The trade-offs Mexico made between democracy and public security established neither, and policies made to protect the citizenry from the counter-revolutionary challenges of the old dictatorship ultimately led to the development of a new, perhaps more insidious, form of non-democracy built around a rotting edifice of police corruption and abuse of power.
Q: What does the Mexican post-revolutionary case show about the perils in forming new police forces?
A: Mounting new policing operations while democratic regime change is under way usually entails a vicious purging of old police forces and the assembly of new ones, two difficult tasks in which it is frequently hard to know which citizens can be trusted to protect the new regime against the old, and in which the new police that are chosen may have little of the expertise necessary to secure the rule of law.
Q: What about relying on the military to keep order?
A: Mexico's new regime learned the hard way the importance of establishing a local police force. President Francisco I. Madero, who took the reins of state power from the dictator Porfirio Diaz in 1912, was assassinated a year later in an attempted military coup. Some say the biggest mistake Madero made was his failure to completely disband the Mexican army.
Among the most worrisome developments in Iraq that seem to parallel the Mexican case are the clear involvement of military in the tasks of policing. The disbanding of the Iraqi army released into society almost 300,000 Iraqi soldiers who simply went home with their weapons in the face of the American-led invasion. As militias -- the temporary guarantors of order -- they have exacerbated the militarization of ethnic differences and reinforced the climate of violence and instability.
Q: What contemporary lessons does the Mexican post-revolutionary era offer?
A: First, violence begets violence. In Iraq, tolerating militias with particular ethnic and religious identities in the hope of greater security in the short term has meant the vicious cycle of coercion began again. The biggest casualties are not just peace and security, but also democracy.
If the new regime leadership could focus first on building state institutions and making them accountable, transparent and pluralistic, Iraqi society might get just enough breathing space to exit from the chaos, disorder and conflict.
Also, if the creation of a new police system were to be acknowledged as the first in many steps of democratic nation-building, rather than as a strategy for targeting and suppressing enemies, the country may be set on a much more auspicious path.
Q: How would you like your research to be used?
A: My hope is that such knowledge will generate policy insights to help administrators and police practitioners learn from history, so that Iraq and other contemporary countries experiencing violent regime change can avoid the pitfalls that befell countries like Mexico, nations that have tried democratic regime change but have been sidelined by failures.
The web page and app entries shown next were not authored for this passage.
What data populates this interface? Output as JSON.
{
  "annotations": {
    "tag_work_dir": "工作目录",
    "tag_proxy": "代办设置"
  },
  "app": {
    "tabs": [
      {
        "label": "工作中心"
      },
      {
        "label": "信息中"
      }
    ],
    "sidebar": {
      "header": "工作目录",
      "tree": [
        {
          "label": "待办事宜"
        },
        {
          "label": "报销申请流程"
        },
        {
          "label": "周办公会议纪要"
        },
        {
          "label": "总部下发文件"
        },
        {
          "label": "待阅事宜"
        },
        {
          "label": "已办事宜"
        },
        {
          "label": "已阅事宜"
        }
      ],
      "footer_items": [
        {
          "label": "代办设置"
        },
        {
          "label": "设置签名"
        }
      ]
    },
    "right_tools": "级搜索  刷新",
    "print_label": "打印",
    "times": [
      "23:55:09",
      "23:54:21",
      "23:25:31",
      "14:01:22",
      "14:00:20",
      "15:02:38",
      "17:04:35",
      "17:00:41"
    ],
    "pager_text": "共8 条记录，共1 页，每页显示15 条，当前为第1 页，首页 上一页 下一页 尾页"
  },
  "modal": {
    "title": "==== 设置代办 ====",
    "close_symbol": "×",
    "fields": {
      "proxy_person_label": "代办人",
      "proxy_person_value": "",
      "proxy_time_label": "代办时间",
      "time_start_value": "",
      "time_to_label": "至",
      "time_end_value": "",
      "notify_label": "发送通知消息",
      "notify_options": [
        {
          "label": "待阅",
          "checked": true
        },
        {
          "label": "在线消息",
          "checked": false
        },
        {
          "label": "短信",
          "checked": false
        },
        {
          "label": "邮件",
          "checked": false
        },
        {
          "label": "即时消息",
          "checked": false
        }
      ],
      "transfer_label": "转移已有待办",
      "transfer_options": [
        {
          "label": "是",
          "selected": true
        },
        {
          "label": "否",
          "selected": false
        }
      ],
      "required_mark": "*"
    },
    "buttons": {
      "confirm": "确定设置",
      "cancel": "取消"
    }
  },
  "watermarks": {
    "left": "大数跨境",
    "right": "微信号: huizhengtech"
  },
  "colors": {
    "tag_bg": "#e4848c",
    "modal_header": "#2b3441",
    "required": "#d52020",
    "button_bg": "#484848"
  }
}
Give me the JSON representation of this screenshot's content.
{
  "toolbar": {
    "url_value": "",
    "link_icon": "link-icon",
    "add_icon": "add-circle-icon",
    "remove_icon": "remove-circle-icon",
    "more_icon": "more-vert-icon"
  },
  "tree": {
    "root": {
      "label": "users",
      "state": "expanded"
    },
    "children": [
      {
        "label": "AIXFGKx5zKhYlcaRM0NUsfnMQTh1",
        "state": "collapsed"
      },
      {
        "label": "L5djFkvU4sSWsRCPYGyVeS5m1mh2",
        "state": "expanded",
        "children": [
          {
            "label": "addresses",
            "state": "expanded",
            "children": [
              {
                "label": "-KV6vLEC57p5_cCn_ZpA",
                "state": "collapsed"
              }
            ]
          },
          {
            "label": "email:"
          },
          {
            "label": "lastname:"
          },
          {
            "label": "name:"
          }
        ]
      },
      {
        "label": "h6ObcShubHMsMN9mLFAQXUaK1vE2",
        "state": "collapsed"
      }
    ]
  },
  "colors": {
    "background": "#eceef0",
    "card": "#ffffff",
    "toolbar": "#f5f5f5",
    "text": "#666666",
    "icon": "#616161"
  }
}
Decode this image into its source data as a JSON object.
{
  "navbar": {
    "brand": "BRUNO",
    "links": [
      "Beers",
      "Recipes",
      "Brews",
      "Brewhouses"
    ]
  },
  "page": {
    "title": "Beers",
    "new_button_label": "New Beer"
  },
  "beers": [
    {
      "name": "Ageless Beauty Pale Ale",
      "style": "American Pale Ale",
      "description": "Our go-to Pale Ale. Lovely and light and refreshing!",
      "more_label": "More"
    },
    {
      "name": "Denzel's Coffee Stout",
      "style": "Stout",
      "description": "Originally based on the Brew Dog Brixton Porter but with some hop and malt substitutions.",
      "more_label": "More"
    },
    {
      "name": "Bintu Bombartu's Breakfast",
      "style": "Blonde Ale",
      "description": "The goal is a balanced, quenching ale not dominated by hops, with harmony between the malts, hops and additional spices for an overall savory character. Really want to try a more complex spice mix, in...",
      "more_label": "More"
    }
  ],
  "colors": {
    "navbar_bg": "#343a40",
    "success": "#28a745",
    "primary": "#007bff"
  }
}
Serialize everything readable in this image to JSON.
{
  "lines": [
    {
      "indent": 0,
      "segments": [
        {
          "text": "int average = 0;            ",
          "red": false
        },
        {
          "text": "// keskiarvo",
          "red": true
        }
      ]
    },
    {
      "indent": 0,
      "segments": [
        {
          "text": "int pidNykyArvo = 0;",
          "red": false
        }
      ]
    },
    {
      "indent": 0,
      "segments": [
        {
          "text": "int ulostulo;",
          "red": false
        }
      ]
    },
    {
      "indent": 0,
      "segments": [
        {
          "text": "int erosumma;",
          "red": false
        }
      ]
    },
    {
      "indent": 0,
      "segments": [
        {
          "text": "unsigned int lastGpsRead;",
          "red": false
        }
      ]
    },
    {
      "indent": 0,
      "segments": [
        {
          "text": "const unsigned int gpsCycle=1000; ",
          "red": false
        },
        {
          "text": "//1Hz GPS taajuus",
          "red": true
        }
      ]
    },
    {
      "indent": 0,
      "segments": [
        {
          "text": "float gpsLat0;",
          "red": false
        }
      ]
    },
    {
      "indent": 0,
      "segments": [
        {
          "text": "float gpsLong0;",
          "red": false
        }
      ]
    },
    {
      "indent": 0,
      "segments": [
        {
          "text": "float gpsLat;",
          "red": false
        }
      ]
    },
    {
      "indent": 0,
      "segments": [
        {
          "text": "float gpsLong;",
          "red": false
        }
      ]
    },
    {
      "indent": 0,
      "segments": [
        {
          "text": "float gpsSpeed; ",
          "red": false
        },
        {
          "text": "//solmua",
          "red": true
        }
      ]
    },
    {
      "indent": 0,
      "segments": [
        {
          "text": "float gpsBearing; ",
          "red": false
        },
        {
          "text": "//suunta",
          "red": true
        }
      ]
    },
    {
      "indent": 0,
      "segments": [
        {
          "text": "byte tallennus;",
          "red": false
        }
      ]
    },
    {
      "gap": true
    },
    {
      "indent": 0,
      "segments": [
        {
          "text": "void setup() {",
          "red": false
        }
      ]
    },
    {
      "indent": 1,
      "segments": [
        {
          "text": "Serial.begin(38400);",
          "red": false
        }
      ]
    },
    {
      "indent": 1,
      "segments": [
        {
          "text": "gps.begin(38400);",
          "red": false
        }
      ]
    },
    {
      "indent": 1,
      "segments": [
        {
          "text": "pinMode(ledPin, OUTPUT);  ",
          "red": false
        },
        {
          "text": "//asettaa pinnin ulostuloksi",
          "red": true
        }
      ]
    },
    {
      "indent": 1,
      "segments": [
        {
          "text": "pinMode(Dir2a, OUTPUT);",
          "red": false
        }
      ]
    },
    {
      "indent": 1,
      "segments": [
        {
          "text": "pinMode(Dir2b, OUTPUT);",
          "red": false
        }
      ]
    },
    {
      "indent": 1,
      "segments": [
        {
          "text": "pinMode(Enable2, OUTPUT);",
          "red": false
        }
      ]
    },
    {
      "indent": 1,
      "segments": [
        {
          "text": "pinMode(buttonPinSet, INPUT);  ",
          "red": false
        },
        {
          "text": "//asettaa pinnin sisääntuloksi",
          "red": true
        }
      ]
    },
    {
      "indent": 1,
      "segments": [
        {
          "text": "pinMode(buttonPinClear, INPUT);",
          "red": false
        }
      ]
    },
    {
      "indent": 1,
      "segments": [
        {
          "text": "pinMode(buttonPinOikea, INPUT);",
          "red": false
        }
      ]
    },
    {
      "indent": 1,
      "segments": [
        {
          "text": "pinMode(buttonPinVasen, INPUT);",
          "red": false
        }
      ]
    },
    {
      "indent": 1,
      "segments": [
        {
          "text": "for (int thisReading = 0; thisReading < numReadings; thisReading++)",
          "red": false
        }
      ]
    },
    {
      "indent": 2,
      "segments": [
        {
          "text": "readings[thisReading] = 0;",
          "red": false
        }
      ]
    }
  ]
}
Davis' research was supported by the Carnegie Corp. of New York and the John D. and Catherine T. MacArthur Foundation. Her paper will be published in a forthcoming book, "Challenges of Policing in the 21st Century," edited by Dilip Das.